» **INFORMATION**
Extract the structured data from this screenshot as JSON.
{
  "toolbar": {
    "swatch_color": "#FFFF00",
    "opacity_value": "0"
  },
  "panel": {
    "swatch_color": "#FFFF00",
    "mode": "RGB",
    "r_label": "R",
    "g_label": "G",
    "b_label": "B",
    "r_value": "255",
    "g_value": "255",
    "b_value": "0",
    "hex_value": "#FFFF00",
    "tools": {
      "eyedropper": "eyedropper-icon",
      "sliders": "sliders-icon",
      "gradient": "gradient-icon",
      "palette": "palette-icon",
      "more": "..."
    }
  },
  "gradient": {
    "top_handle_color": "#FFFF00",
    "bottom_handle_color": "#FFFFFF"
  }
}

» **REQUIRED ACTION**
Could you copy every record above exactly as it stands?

» **RESULT FOR THIS EXERCISE**
Extract the structured data from this screenshot as JSON.
{
  "toolbar": {
    "swatch_color": "#FFFF00",
    "opacity_value": "0"
  },
  "panel": {
    "swatch_color": "#FFFF00",
    "mode": "RGB",
    "r_label": "R",
    "g_label": "G",
    "b_label": "B",
    "r_value": "255",
    "g_value": "255",
    "b_value": "0",
    "hex_value": "#FFFF00",
    "tools": {
      "eyedropper": "eyedropper-icon",
      "sliders": "sliders-icon",
      "gradient": "gradient-icon",
      "palette": "palette-icon",
      "more": "..."
    }
  },
  "gradient": {
    "top_handle_color": "#FFFF00",
    "bottom_handle_color": "#FFFFFF"
  }
}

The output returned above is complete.